▶ [EXERCISE]: Copy down all of the data underneath, exactly as shown.

_____

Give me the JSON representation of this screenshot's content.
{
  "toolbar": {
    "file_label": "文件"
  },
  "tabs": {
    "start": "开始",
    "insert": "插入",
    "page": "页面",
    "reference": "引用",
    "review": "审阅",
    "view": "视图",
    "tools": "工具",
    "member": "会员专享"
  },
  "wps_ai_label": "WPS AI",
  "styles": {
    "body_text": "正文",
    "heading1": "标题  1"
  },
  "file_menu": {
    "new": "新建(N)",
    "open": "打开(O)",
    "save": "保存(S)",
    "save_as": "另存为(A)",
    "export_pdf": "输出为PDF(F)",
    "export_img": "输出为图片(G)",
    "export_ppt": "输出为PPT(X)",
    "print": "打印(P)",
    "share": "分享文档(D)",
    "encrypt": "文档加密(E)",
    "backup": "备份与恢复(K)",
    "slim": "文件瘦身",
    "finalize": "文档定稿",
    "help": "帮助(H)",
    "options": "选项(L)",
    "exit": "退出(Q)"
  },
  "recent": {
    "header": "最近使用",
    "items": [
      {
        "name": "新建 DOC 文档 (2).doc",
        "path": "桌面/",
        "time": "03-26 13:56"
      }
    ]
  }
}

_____

▶ [TASK RESULT]:
Give me the JSON representation of this screenshot's content.
{
  "toolbar": {
    "file_label": "文件"
  },
  "tabs": {
    "start": "开始",
    "insert": "插入",
    "page": "页面",
    "reference": "引用",
    "review": "审阅",
    "view": "视图",
    "tools": "工具",
    "member": "会员专享"
  },
  "wps_ai_label": "WPS AI",
  "styles": {
    "body_text": "正文",
    "heading1": "标题  1"
  },
  "file_menu": {
    "new": "新建(N)",
    "open": "打开(O)",
    "save": "保存(S)",
    "save_as": "另存为(A)",
    "export_pdf": "输出为PDF(F)",
    "export_img": "输出为图片(G)",
    "export_ppt": "输出为PPT(X)",
    "print": "打印(P)",
    "share": "分享文档(D)",
    "encrypt": "文档加密(E)",
    "backup": "备份与恢复(K)",
    "slim": "文件瘦身",
    "finalize": "文档定稿",
    "help": "帮助(H)",
    "options": "选项(L)",
    "exit": "退出(Q)"
  },
  "recent": {
    "header": "最近使用",
    "items": [
      {
        "name": "新建 DOC 文档 (2).doc",
        "path": "桌面/",
        "time": "03-26 13:56"
      }
    ]
  }
}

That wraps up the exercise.